Words Of Truth And Soberness

Acts 26 records Paul's sermon to Agrippa, an audience the King himself had asked for. Festus had revealed to Agrippa his quandary about Paul. Felix had left Paul in prison for Festus's disposition. Festus asked Paul if he would return to Jerusalem to be judged of him there, an effort to placate the Jews for Caesarea, not Jerusalem, was the judgment seat for the province. Paul knew the plot of the Jews to slay him had two years before necessitated the chief captain to hurriedly transport Paul to Caesarea. Paul knew the animosities and schemes of his enemies had not abated and so he appealed to Caesar. Festus had a problem on his hands. He did not know what to write of the charges against Paul for he knew the issue was religious concerning "one Jesus who was dead and whom Paul affirmed to be alive" (Acts 25:19).
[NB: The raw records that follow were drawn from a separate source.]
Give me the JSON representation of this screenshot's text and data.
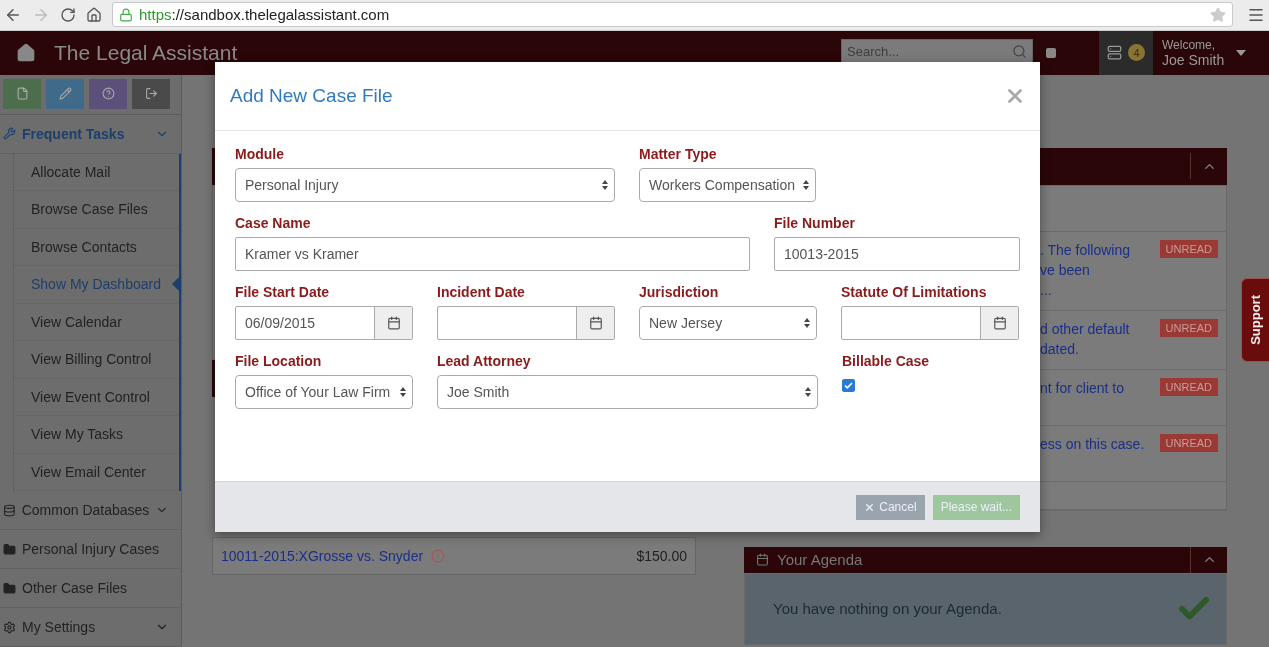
{
  "browser": {
    "scheme": "https",
    "address": "://sandbox.thelegalassistant.com"
  },
  "header": {
    "title": "The Legal Assistant",
    "search_placeholder": "Search...",
    "notification_count": "4",
    "welcome": "Welcome,",
    "user": "Joe Smith"
  },
  "sidebar": {
    "toolbar": [
      {
        "kind": "file",
        "color": "#4d6e4d"
      },
      {
        "kind": "edit",
        "color": "#3f6a8a"
      },
      {
        "kind": "help",
        "color": "#5c4f7a"
      },
      {
        "kind": "exit",
        "color": "#4a4a4a"
      }
    ],
    "sections": [
      {
        "label": "Frequent Tasks",
        "kind": "wrench",
        "expandable": true,
        "expanded": true,
        "children": [
          {
            "label": "Allocate Mail",
            "selected": false
          },
          {
            "label": "Browse Case Files",
            "selected": false
          },
          {
            "label": "Browse Contacts",
            "selected": false
          },
          {
            "label": "Show My Dashboard",
            "selected": true
          },
          {
            "label": "View Calendar",
            "selected": false
          },
          {
            "label": "View Billing Control",
            "selected": false
          },
          {
            "label": "View Event Control",
            "selected": false
          },
          {
            "label": "View My Tasks",
            "selected": false
          },
          {
            "label": "View Email Center",
            "selected": false
          }
        ]
      },
      {
        "label": "Common Databases",
        "kind": "database",
        "expandable": true,
        "expanded": false
      },
      {
        "label": "Personal Injury Cases",
        "kind": "folder",
        "expandable": false,
        "expanded": false
      },
      {
        "label": "Other Case Files",
        "kind": "folder",
        "expandable": false,
        "expanded": false
      },
      {
        "label": "My Settings",
        "kind": "gear",
        "expandable": true,
        "expanded": false
      }
    ]
  },
  "background": {
    "case_row": {
      "link": "10011-2015:XGrosse vs. Snyder",
      "amount": "$150.00"
    },
    "notifications": [
      {
        "lines": [
          ". The following",
          "ve been",
          "..."
        ],
        "badge": "UNREAD"
      },
      {
        "lines": [
          "d other default",
          "dated."
        ],
        "badge": "UNREAD"
      },
      {
        "lines": [
          "nt for client to"
        ],
        "badge": "UNREAD"
      },
      {
        "lines": [
          "ess on this case."
        ],
        "badge": "UNREAD"
      }
    ],
    "agenda": {
      "title": "Your Agenda",
      "message": "You have nothing on your Agenda."
    },
    "support_tab": "Support"
  },
  "modal": {
    "title": "Add New Case File",
    "fields": [
      {
        "kind": "select",
        "label": "Module",
        "value": "Personal Injury"
      },
      {
        "kind": "select",
        "label": "Matter Type",
        "value": "Workers Compensation"
      },
      {
        "kind": "text",
        "label": "Case Name",
        "value": "Kramer vs Kramer"
      },
      {
        "kind": "text",
        "label": "File Number",
        "value": "10013-2015"
      },
      {
        "kind": "date",
        "label": "File Start Date",
        "value": "06/09/2015"
      },
      {
        "kind": "date",
        "label": "Incident Date"
      },
      {
        "kind": "select",
        "label": "Jurisdiction",
        "value": "New Jersey"
      },
      {
        "kind": "date",
        "label": "Statute Of Limitations"
      },
      {
        "kind": "select",
        "label": "File Location",
        "value": "Office of Your Law Firm"
      },
      {
        "kind": "select",
        "label": "Lead Attorney",
        "value": "Joe Smith"
      },
      {
        "kind": "checkbox",
        "label": "Billable Case",
        "checked": true
      }
    ],
    "buttons": [
      {
        "kind": "cancel",
        "label": "Cancel"
      },
      {
        "kind": "submit",
        "label": "Please wait..."
      }
    ]
  }
}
This was a critical matter with Paul. In his address to Agrippa, he early asked, "Why is it judged incredible with you if God doth raise the dead?" (Acts 26:8). Paul said he taught nothing "but what the prophets and Moses did say should come; how that the Christ must suffer, and how that he first by the resurrection of the dead should proclaim light both to the people and to the Gentiles" (Acts 26:23).
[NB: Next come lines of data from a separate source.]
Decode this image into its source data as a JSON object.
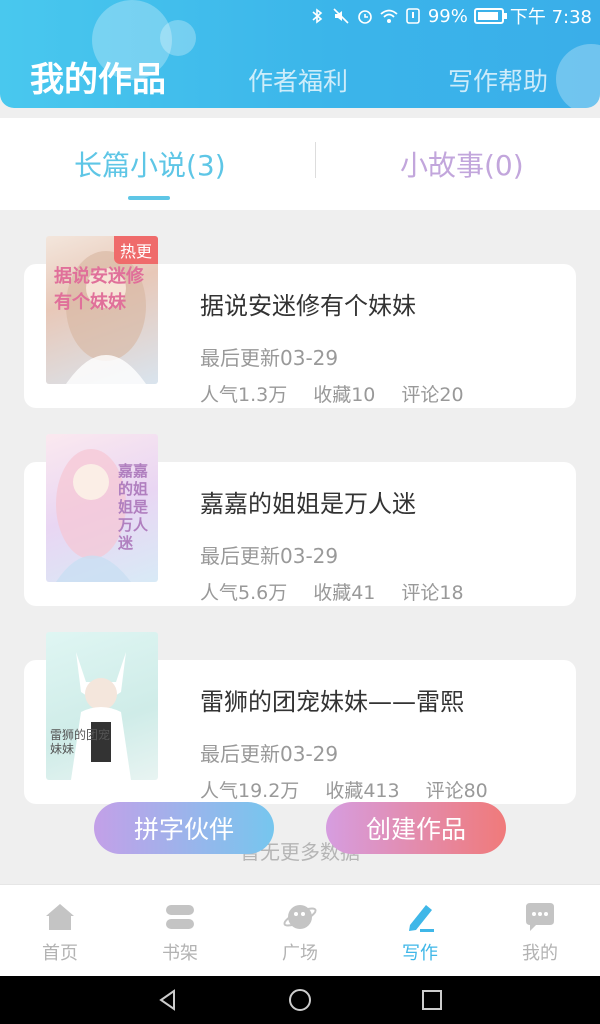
{
  "status": {
    "percent": "99%",
    "time": "下午 7:38"
  },
  "header": {
    "tabs": [
      {
        "label": "我的作品",
        "active": true
      },
      {
        "label": "作者福利"
      },
      {
        "label": "写作帮助"
      }
    ]
  },
  "subtabs": [
    {
      "label": "长篇小说(3)",
      "active": true
    },
    {
      "label": "小故事(0)"
    }
  ],
  "books": [
    {
      "title": "据说安迷修有个妹妹",
      "updated": "最后更新03-29",
      "popularity": "人气1.3万",
      "favorites": "收藏10",
      "comments": "评论20",
      "badge": "热更",
      "cover_text": "据说安迷修有个妹妹"
    },
    {
      "title": "嘉嘉的姐姐是万人迷",
      "updated": "最后更新03-29",
      "popularity": "人气5.6万",
      "favorites": "收藏41",
      "comments": "评论18",
      "cover_text": "嘉嘉的姐姐是万人迷"
    },
    {
      "title": "雷狮的团宠妹妹——雷熙",
      "updated": "最后更新03-29",
      "popularity": "人气19.2万",
      "favorites": "收藏413",
      "comments": "评论80",
      "cover_text": "雷狮的团宠妹妹"
    }
  ],
  "no_more": "暂无更多数据",
  "buttons": {
    "partner": "拼字伙伴",
    "create": "创建作品"
  },
  "bottom_nav": [
    {
      "label": "首页",
      "icon": "home-icon"
    },
    {
      "label": "书架",
      "icon": "bookshelf-icon"
    },
    {
      "label": "广场",
      "icon": "planet-icon"
    },
    {
      "label": "写作",
      "icon": "pen-icon",
      "active": true
    },
    {
      "label": "我的",
      "icon": "chat-icon"
    }
  ],
  "colors": {
    "accent": "#3fb7e8",
    "header": "#3bb5ea",
    "badge": "#ef6b6b"
  }
}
At this point Festus could contain himself no longer. With a loud voice he cried, "Paul, thou art mad; thy much learning is turning thee mad" (Acts 26:24). Paul's response to Festus was brief: "I am not mad, most excellent Festus; but speak forth words of truth and soberness" (Acts 26:25).

Festus perceived that Paul was highly educated. He attributed Paul's much study to having driven him insane. He regarded Paul as insane because he preached Christ who had been dead as now raised from the dead. The resurrection from the dead was incredible to Festus, the ranting of a deranged person. Paul denied the doctrine to be the product of insanity; rather they were words of truth and soberness. Paul was certain Jesus had been resurrected. From the time Jesus answered Saul's question, "Who art thou, Lord," in saying "I am Jesus...whom thou persecutest," he had "obtained the help that is from God" (Acts 26:22). That help involved deliverance from his enemies; working miracles through his hand and in revealing to him the mystery that had for ages been hidden in the mind of God. Paul KNEW he had obtained the help of God and he KNEW that help was proof of a risen Christ. When he preached a risen Christ, his words were not fabrications nor unfounded rumors; they were words of truth.

And they were words of soberness. In addition to the fact they WERE NOT the ranting of a mad man, the truthfulness of these words ought to bring sober reflection to all who hear them. Christ is raised from the dead. He is the firstfruit of them that sleep. We shall be raised from the dead, but raised to what? "And many that sleep in the dust of the earth shall awake, some to everlasting life, and some to shame and everlasting contempt" (Daniel 12:1).